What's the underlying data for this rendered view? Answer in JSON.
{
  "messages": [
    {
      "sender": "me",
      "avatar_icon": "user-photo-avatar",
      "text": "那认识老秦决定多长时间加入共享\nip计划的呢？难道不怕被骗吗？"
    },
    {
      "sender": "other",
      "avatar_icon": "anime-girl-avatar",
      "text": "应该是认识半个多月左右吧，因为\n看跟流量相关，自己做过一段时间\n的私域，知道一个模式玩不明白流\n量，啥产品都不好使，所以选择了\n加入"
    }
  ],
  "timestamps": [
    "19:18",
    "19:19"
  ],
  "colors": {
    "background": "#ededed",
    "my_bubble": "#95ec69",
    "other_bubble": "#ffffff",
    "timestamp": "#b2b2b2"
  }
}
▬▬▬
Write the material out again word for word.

Response box:
What's the underlying data for this rendered view? Answer in JSON.
{
  "messages": [
    {
      "sender": "me",
      "avatar_icon": "user-photo-avatar",
      "text": "那认识老秦决定多长时间加入共享\nip计划的呢？难道不怕被骗吗？"
    },
    {
      "sender": "other",
      "avatar_icon": "anime-girl-avatar",
      "text": "应该是认识半个多月左右吧，因为\n看跟流量相关，自己做过一段时间\n的私域，知道一个模式玩不明白流\n量，啥产品都不好使，所以选择了\n加入"
    }
  ],
  "timestamps": [
    "19:18",
    "19:19"
  ],
  "colors": {
    "background": "#ededed",
    "my_bubble": "#95ec69",
    "other_bubble": "#ffffff",
    "timestamp": "#b2b2b2"
  }
}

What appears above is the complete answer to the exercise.